Today's subject is an extension to an earlier subject I posted this week. In that post I concentrated on how many victims in an authoritarian marriage will say sorry a lot. I'd like to go a bit deeper into this subject today.
Sometimes we do not even have to mutter the words, "I'm sorry" because our body language and/or word choice is expressing the words for us. Let's see if I can unpack this concept for you. It can be tricky for those of us who truly want to please those around us. Making someone happy in and of itself is not a bad thing. It's a very good thing to bring a smile to someone's face! However, it's so important for our relationships to exhibit mutuality. Sure, I have no problem caring about my child's needs or my husband's requests. But is my husband looking out for my needs and have I modeled for my children that mommy has needs and that those needs are important? For me personally, I did neither! My life was about giving and I did it freely. After all, I interpreted scripture to mean that I was to completely empty myself for the good of others! But how many times did I give beyond my limits only to be asked to give more or (even worse) being told it wasn't good enough. That's when resentment sets in.
Let's start with the kiddos! How do I model this mutuality for them so they will see their mommy as a person who also has needs and definitely has a right to have them met?
It starts with small phrases. And it needs to be expressed matter-of-factly.
Small phrases simply means do not give a full dissertation on why you deserve (fill in the blank), or why you need to do (fill in the blank). Keep it short and sweet. And definitely do not express a lot of emotion. You will either appear to be whining or desperate. Neither of these 2 things are positive. And they definitely portray to the listener that even you do not believe you deserve (fill in the blank).

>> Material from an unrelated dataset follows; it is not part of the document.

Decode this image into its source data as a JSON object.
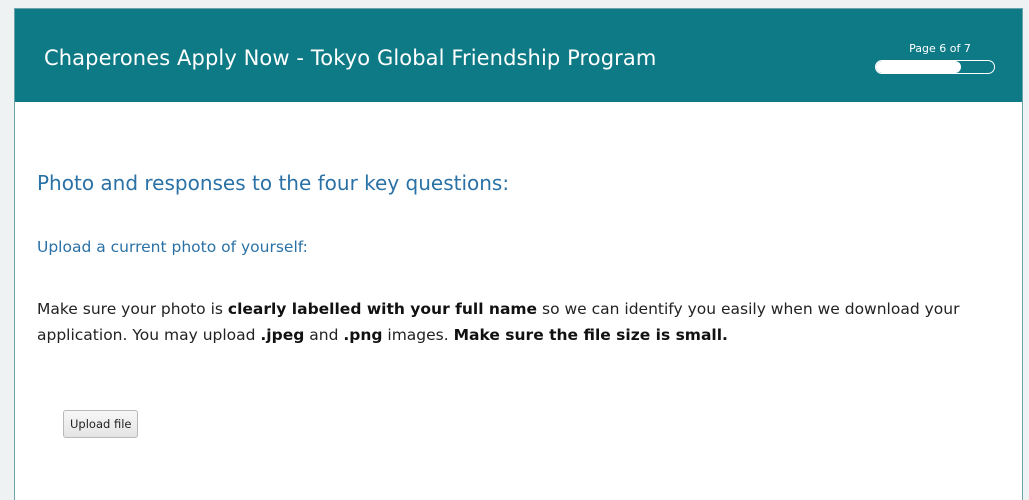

Let me give you an example. My teenage daughter comes home from school and announces that her school project is due tomorrow. She and some friends have discussed getting together to work on it. She's offered her house and would like for me to make my famous cheesecake brownies for them to snack on. As her mom, nothing would bring me greater joy than hosting her friends for an evening to complete an assignment. Likewise, I'm so happy she recognizes that my cheesecake brownies are amazing because I find so much joy in baking. All seems good, right? The problem is I already told a friend that I could come over and help her with something important and then go grab a bite together, afterwards. I cannot do both. How do I handle this? I turn to my daughter (maybe even give her a hug) and say, "Honey, that sounds like an amazing idea! I'm so proud of you for being proactive in your school studies! I'd love to host your friends and make my brownies, but I have another commitment tonight." I don't apologize, I don't spend 5 minutes giving her the details of my evening. And it is not my job to come up with an alternative. It is not my problem to fix. If this assignment and her friends gathering is important to her, then she will come up with another idea. So basically I've been given the opportunity to parent my daughter in 2 ways: First, I've shown her that mom's plans/needs/desires are important too. And I've modeled for her that this is her responsibility, not mine.
Now for the husband! I'll address this one again as if it happened to me (and honestly some version of this did happen and unfortunately I did not always take care of myself). I receive a call from my husband while talking to our pediatrician. I refuse his call initially and call him back after my discussion with the Doctor is finished. He's angry that I didn't put him first. Before I can get a word in, he gruffly tells me that a coworker is in town today and he'd like for the 2 of us to join him for dinner. He tells me he'll come home and pick me up at 5:30. Normally I would jump at the chance to have an evening out. But tonight will be more work for me and I am already exhausted mentally and physically. I do not have a babysitter for our young children, I'm sweaty from the physical labor of my job and I don't have the desire to spend an hour getting dolled-up for an evening out. It's just too much for me. How do I handle it? "Honey, that sounds like an evening I would normally jump at. However, I'm absolutely beat! I need to soak in a hot bath and order in food tonight. You go ahead without me and enjoy a boys night out!"
I understand that your situation might look different and the players may have certain hang-ups that can create more havoc for your life that I've not addressed. The point is, you are important. And voicing your needs whether verbally or by action says more to your family than you know. There is absolutely no need for you apologize for your needs.
You were wonderfully and fearfully made. To God, YOU MATTER! Bask in the glory of your God who truly loves you! You are important to Him! Now is time for you to take care of yourself. You know how to love others so take some of those skills and love yourself!
Love to you all as we learn together!